|Mountain Pink, Zeltnera beyrichii|
As members of the Gentian Family, there are many species of Centaurium worldwide, and three of them are native right here in Central Texas. The genus was named after the centaur Chiron, famed in Greek mythology for being a great healer through his skill in using medicinal herbs. Herbalists today still use the extract from certain species in this genus, commercially often called ‘stomach bitter’, to aid in the process of digestion. More recently, molecular studies have reclassified the genus, and the species that belong to the ‘Texas group’ have been renamed Zeltnera.
Mountain Pink (Zeltnera beyrichii), also called Meadow Pink, Catchfly, or Quinineweed, is an annual herb less than a foot tall and best described as a neat bouquet of small, pink flowers. Blooming May through July, Mountain Pink sprouts up like an inverted cone 8 to 12 inches high, on rocky hillsides, limestone outcrops, and along gravelly roadways. Its leaves are threadlike and are held below the multiple 0.5 to 1.0 inch wide showy pink five-petaled blooms that provide nectar for moths, butterflies, bees, and other insects. Pioneers used this plant as a medicinal plant to help reduce fevers, which is the origin for one of its common names.
|Lady Bird’s Centaury, Z. texensis|
Lady Bird’s Centaury (Z. texensis) is named in honor of Lady Bird Johnson, and is a delicate plant 3 to 7 inches tall with an open, branched habit. Found in dry, grassy areas of the Edwards Plateau and Blackland Prairies, its leaves are linear and shorten in length on the upper part of the plant. Smaller than the other Centaurium species, its light pink five-petaled flowers bloom June to August, and are only about 0.25 inches wide.
|Rosita, Z. calycosum|
Rosita (Z. calycosum), also called Shortflower Centaury, Buckley Centaury, or Arizona Centaury, prefers moist, open areas in otherwise dry habitat, along streams, on hillsides, and in prairies and meadows with intermittent drainages. An erect, branching plant up to 18 inches tall, it has larger, oblong leaves at the base and smaller linear leaves on the uppermost stems. Blooming May to July, the rose-pink five-petaled flowers are 0.5 to 1.5 inches wide, occur in an open array along the stalks, and have distinct, spirally curved, yellow pollen-producing anthers. Of all three species in our area, this one is a bit less common.
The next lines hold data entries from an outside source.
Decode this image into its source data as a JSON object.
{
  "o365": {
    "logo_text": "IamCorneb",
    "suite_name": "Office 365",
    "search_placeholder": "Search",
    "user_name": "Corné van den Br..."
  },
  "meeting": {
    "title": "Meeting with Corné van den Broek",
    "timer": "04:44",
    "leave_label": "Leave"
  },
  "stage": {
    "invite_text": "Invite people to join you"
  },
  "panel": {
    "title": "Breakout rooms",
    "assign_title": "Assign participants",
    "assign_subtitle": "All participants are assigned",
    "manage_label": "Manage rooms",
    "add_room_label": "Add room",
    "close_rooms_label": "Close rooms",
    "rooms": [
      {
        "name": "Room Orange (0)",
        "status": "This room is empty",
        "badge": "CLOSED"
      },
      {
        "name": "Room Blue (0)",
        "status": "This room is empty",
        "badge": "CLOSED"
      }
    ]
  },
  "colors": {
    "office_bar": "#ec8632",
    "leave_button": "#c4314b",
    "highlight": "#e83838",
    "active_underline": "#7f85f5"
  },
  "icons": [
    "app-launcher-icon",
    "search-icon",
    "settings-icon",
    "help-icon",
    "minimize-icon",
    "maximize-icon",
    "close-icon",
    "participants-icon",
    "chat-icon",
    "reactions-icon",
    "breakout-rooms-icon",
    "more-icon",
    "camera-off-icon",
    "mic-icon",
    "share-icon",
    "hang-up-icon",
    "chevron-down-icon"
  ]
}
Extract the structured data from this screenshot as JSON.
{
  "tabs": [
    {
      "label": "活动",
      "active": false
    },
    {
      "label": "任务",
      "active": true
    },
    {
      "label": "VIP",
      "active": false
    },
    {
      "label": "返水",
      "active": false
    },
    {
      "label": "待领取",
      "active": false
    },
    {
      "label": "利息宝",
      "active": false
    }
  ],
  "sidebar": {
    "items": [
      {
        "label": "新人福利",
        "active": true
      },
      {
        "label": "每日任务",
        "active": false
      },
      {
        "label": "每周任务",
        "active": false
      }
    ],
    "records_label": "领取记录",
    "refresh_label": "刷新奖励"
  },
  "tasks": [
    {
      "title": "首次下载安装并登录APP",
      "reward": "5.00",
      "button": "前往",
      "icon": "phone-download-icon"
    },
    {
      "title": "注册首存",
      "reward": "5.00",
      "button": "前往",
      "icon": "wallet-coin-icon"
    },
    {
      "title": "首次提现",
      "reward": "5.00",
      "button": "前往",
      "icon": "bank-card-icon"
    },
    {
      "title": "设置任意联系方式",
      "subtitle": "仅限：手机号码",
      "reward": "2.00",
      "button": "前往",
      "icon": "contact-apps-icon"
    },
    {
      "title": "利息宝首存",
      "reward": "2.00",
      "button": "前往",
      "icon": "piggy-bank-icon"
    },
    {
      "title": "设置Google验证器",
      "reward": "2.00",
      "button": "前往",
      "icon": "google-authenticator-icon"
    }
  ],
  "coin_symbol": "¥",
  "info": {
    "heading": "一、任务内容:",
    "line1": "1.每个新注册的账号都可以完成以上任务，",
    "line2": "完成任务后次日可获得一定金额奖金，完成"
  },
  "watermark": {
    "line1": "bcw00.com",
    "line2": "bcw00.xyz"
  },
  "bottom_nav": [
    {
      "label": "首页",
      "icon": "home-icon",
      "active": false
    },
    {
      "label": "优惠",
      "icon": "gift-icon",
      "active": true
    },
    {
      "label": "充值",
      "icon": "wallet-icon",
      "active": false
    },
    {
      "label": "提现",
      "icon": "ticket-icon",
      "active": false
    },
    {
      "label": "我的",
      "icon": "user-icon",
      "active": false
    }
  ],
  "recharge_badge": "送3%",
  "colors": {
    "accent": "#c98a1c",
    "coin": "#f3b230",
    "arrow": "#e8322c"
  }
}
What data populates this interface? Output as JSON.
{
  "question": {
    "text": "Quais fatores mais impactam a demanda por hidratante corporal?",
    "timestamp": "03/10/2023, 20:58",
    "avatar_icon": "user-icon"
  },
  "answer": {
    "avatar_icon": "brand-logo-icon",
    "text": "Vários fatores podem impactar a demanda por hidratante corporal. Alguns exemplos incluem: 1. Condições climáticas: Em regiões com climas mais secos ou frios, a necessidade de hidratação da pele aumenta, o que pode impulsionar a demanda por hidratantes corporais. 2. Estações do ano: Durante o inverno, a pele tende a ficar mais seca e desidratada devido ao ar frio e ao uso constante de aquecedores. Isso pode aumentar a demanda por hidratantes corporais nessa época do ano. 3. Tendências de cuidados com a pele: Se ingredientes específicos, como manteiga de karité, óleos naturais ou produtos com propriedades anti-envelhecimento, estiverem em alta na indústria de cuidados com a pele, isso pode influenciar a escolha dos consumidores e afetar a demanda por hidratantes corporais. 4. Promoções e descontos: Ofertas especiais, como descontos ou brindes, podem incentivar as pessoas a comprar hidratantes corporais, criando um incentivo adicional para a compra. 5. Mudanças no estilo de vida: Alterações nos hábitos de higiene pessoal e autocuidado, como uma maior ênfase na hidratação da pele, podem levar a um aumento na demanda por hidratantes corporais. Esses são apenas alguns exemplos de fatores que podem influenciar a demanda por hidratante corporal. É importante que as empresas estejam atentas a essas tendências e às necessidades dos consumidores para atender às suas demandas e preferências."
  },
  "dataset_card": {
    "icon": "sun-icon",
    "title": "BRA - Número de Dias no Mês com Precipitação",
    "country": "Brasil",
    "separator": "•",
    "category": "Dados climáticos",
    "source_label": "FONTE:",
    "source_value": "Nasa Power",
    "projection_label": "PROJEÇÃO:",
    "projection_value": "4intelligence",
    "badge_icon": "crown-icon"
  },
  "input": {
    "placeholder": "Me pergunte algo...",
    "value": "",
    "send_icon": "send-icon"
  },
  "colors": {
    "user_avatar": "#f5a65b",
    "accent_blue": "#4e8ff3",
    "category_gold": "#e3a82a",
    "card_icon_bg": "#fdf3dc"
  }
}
Long used in herbal medicine, today’s science has discovered another interesting pharmacological feature of plants such as Centaurium in the Gentian family. They naturally produce organic substances called xanthones that exhibit antioxidant properties, which are thought to inhibit microbial infection, inflammation, proliferation of cancer cells, and the aggregation of platelets, among other benefits. Not a bad resume for these common centauries!